→ **EXERCISE BRIEF**:
Can you pull out each line of the data below that includes the word "padding"?
--- EXCERPTED DATA Enclosed Below ---
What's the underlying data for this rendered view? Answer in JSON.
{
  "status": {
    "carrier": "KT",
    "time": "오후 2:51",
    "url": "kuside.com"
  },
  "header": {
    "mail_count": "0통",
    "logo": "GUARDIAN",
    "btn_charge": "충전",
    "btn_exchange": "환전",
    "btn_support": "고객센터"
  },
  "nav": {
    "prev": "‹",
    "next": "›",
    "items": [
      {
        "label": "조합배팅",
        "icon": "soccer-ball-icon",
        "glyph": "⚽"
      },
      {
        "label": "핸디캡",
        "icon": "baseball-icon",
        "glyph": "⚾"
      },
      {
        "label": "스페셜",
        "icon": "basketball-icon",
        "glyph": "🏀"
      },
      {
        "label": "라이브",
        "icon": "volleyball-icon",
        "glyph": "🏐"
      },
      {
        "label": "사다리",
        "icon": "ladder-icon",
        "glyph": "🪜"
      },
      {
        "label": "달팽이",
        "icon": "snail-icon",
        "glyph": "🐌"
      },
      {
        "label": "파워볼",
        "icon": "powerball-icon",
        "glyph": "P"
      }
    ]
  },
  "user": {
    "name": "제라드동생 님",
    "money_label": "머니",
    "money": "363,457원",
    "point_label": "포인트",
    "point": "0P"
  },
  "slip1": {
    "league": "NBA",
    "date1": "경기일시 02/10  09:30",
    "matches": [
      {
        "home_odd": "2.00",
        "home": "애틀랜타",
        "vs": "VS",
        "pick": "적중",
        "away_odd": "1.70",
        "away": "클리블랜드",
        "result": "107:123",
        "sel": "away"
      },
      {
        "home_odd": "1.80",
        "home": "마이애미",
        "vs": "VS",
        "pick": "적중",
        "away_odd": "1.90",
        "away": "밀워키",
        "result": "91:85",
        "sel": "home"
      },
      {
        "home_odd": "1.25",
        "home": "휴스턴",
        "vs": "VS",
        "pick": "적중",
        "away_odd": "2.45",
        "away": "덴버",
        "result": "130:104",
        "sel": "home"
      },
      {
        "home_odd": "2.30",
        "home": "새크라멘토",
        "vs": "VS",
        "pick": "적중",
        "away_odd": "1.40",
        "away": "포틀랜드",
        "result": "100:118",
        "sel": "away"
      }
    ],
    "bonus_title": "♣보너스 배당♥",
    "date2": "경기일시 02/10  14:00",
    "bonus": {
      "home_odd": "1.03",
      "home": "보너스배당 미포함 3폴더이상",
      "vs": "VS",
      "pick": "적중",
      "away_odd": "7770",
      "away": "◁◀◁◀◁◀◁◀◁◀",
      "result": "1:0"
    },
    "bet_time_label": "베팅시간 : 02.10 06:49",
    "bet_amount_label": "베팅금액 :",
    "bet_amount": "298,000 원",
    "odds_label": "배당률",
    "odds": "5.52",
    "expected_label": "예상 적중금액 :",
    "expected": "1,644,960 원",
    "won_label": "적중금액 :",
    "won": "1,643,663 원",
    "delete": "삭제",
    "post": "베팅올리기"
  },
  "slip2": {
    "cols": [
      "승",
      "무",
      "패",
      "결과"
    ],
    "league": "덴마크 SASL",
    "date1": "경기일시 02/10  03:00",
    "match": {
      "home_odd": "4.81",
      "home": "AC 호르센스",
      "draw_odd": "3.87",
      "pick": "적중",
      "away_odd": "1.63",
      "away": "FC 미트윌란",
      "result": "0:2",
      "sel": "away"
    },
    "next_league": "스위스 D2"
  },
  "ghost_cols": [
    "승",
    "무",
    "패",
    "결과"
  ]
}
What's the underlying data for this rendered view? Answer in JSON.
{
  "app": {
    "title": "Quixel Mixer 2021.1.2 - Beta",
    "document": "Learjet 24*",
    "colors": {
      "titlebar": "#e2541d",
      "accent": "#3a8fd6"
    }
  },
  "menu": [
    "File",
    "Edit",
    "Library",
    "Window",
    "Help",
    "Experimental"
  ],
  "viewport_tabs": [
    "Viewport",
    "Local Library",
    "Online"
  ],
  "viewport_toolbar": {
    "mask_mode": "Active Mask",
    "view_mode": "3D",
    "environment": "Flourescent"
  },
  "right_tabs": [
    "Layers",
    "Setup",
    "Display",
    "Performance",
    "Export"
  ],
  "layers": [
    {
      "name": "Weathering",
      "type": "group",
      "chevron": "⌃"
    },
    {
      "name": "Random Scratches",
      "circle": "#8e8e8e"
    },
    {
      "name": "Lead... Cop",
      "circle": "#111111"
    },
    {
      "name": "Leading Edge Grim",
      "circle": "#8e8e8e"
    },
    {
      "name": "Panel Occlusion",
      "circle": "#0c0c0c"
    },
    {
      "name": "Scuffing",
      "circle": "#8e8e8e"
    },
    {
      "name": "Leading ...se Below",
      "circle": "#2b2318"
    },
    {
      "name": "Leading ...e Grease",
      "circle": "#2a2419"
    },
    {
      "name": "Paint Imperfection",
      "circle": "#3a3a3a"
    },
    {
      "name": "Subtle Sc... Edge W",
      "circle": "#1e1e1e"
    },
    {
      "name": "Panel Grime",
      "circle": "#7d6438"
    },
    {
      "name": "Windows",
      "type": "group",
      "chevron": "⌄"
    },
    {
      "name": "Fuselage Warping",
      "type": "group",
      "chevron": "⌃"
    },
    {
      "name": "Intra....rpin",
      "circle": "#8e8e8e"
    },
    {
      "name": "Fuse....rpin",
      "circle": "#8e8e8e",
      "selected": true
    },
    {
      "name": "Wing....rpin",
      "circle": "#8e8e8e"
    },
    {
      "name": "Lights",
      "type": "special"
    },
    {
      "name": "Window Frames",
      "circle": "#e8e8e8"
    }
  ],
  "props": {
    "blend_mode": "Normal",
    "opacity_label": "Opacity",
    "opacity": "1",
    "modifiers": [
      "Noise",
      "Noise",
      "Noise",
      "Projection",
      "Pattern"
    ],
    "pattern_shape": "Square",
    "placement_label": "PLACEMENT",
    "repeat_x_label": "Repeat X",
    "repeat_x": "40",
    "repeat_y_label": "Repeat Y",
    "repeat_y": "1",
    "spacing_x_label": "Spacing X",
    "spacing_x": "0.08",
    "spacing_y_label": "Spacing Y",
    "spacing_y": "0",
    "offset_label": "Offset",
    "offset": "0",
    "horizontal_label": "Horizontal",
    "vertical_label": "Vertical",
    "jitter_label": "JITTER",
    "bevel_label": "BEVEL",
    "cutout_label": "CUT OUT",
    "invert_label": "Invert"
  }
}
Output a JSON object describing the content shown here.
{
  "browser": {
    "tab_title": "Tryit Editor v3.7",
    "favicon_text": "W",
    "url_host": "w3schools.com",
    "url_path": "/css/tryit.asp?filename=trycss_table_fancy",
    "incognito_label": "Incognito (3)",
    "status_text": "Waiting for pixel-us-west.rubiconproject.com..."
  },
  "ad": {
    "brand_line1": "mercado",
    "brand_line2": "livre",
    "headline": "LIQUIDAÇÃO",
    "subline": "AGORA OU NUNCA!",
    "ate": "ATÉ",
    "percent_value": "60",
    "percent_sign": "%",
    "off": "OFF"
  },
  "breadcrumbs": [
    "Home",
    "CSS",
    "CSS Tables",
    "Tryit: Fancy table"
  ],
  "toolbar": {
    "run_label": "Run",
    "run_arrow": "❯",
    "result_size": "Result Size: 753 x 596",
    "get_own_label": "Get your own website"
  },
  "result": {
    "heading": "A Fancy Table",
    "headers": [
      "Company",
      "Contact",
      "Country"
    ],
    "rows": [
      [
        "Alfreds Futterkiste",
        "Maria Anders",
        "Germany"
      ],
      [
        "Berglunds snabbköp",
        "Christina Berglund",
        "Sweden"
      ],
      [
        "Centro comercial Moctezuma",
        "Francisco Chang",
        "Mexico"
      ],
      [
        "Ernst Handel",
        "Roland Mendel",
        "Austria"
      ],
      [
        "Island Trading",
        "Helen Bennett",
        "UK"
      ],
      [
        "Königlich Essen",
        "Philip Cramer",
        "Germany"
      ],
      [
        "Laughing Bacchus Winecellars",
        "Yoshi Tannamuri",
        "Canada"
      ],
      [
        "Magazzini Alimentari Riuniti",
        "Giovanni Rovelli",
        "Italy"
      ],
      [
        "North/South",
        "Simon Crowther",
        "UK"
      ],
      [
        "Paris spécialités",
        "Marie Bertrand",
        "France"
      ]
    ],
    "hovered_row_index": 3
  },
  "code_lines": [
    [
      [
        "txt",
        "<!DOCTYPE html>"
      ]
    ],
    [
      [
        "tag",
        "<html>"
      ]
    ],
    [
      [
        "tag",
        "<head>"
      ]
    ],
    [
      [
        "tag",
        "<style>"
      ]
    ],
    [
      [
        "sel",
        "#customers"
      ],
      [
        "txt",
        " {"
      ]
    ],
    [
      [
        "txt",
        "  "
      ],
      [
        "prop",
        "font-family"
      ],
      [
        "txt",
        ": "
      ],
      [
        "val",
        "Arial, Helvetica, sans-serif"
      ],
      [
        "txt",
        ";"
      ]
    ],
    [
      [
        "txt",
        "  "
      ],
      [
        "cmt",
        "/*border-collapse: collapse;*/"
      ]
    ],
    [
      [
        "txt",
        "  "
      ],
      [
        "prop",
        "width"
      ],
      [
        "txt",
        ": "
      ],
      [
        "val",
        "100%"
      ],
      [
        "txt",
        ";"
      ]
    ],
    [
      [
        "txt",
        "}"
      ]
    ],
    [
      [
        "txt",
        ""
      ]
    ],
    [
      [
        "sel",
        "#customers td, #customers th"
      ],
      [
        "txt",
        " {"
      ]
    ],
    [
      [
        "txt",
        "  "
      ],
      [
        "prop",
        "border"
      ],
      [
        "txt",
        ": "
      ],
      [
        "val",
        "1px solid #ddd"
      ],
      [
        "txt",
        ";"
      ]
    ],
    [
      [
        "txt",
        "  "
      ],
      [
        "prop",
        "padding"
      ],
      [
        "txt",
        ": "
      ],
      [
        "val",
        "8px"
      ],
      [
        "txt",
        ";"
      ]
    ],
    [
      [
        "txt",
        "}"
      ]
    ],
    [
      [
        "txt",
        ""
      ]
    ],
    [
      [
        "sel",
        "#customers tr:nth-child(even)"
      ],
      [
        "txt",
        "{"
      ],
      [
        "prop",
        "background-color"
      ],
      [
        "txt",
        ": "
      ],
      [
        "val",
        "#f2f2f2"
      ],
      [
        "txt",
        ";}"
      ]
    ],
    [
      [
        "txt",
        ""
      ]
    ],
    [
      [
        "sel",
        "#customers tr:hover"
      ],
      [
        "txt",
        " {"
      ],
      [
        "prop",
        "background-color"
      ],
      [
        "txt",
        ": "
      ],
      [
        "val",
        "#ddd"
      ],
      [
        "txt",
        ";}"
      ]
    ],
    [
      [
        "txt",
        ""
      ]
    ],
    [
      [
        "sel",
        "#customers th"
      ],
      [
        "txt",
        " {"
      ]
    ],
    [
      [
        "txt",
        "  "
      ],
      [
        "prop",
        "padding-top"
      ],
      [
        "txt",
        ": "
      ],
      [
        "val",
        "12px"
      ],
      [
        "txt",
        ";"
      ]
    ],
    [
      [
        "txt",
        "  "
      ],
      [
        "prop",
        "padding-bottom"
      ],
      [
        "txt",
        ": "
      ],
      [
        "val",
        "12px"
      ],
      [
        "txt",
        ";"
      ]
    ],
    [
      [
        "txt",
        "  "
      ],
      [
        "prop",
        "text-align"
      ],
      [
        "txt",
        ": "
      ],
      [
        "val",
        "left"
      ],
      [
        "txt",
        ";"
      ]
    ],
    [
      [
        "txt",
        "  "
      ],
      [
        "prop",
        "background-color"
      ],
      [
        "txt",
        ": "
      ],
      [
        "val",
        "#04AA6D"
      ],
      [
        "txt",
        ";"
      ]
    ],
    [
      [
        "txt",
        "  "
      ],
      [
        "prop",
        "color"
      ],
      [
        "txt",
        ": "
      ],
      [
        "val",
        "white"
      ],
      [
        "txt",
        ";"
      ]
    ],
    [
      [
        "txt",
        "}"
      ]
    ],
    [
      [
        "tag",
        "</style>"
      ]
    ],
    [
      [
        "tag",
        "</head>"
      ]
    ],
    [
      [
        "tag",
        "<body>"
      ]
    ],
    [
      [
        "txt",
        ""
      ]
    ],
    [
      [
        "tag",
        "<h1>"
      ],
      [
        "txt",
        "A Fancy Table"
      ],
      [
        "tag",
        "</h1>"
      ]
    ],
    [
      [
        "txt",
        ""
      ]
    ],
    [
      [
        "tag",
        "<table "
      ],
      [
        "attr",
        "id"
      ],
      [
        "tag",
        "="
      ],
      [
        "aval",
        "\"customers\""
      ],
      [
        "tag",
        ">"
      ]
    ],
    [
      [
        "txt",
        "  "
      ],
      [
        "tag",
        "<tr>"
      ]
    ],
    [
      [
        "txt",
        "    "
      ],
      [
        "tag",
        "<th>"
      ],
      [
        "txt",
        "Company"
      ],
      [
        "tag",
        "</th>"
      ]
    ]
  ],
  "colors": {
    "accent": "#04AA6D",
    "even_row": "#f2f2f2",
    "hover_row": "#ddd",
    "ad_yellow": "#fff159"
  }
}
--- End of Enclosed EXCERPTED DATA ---
→ **COMPLETED TASK**:
        "padding"
        "padding-top"
        "padding-bottom"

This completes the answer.